2018/07/10 16:55:37 Providing key on the last one (lhcaimk5pvkj2p3ewcdrunryout2wgpjasfum45rochkxwi2y4raauyd:52535/QmSMd8DytSqkAJunHfbG4phedaDs3ugmGFMZY3e3UyePJG)
2018/07/10 16:55:42 Press enter to quit...

So the 5 nodes were created and we are marking #1 and #5 as "providers". Now, we can connect to this DHT through any of the nodes and find that #1 and #5 are the providers. With this running, in a new console issue a "find" and provide, say, peer #2's address (don't need to build, already did above):

go-tor-dht-poc find vn5sgarqtdmzl27cnbrsfchkmrwm5erjb6jtmcwqras6qmhpmf6mahqd:52519/QmY9tHQMGUVg7xBnLiKGN81J9DCrns5KS4jK8wn8CwqHym

After a sec, here's the output:

2018/07/10 16:58:17 Found data ID on gvumv3dlefinroaeibjlrsknedmpd73stlqey4552boeqqfrcktkdvqd:52516/QmRdDcR647RjC7UkdZXiodAQoXQuqjiiR9wXas4RBhw71x
2018/07/10 16:58:17 Found data ID on lhcaimk5pvkj2p3ewcdrunryout2wgpjasfum45rochkxwi2y4raauyd:52535/QmSMd8DytSqkAJunHfbG4phedaDs3ugmGFMZY3e3UyePJG

Now let's connect to this DHT from the Tor browser and find them that way. With the DHT "provide" still running, navigate to js-tor-dht-poc.

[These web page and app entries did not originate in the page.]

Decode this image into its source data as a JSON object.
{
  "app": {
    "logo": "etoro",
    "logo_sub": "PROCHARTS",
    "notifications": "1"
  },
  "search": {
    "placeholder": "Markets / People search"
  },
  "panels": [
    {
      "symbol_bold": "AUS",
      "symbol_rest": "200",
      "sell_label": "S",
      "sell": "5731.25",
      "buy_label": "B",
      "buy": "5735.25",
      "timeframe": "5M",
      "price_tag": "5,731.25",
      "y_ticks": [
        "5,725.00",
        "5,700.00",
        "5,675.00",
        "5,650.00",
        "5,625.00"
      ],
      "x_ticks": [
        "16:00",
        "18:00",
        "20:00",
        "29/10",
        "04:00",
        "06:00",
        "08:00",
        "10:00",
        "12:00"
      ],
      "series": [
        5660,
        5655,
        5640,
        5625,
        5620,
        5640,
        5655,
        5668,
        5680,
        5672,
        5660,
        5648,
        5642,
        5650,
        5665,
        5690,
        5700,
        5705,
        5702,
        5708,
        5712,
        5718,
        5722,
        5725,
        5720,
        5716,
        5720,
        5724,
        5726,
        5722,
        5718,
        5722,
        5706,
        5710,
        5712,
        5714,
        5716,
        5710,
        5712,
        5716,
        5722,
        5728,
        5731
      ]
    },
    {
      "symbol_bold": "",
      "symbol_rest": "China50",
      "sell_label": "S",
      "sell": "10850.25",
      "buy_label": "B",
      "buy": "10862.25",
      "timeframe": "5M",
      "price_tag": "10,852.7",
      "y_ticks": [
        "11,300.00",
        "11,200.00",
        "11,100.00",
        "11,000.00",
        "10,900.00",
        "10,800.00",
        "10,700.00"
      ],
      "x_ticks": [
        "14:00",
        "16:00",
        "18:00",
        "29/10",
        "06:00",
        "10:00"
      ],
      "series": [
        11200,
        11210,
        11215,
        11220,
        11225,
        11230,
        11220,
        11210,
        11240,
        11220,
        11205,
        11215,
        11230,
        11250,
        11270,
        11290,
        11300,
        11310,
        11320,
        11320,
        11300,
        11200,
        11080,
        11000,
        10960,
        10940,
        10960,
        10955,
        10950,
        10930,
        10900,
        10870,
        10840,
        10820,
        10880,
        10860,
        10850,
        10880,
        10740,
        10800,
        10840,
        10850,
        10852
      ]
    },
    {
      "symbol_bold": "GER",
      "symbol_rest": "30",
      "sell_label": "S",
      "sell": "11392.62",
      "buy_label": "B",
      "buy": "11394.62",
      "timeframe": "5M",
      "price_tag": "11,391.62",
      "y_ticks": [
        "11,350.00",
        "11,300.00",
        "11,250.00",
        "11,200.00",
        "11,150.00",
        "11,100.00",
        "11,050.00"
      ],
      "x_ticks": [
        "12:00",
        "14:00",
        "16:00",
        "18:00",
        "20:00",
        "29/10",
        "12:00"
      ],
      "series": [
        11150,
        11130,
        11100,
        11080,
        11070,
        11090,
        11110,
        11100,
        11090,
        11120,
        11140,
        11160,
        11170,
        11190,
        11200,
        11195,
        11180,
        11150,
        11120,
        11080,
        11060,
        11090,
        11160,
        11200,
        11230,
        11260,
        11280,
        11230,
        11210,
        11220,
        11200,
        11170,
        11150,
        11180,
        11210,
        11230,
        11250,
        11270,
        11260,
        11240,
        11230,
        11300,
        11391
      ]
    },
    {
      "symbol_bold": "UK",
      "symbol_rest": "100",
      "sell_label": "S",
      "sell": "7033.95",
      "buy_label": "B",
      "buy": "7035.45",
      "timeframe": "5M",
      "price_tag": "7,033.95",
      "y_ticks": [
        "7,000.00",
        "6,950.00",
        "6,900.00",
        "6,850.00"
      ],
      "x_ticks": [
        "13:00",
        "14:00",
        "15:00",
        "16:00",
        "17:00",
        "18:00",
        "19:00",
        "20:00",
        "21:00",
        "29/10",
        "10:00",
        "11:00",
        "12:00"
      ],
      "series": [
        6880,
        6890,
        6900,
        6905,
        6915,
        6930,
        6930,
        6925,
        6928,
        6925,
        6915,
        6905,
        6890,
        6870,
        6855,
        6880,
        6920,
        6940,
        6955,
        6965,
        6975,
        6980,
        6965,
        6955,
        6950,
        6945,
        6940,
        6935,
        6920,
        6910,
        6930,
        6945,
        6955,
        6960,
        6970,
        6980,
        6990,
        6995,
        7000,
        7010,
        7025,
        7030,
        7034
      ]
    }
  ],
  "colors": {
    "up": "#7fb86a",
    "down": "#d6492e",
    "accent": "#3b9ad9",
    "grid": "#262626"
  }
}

Run npm install to install dependencies and to prepare index.js for use at public/index.js, run npm run browserify. This makes a fairly large JS file that our page uses. Now, to start the web server, build and run the executable via:

go build && js-tor-dht-poc

The output will be something like:

Open Tor browser and navigate to http://n6ls3ltbmoyv2ucblvwz7skjg6mmajt6zfi33skwbhanomgexye6r5ad.onion
Press enter to exit

Now take that address and open it in the Tor browser (it may take a bit for the large JS file to load). Now take any peer address, say, peer #4 this time and put it in the text box and click `Find Providers. The result after a some time should be similar to:

Found 2 peers

Yay, you have an anonymous DHT that can be joined by other programs and have pieces discovered via other programs or via a Tor-enabled browser.

You can’t perform that action at this time.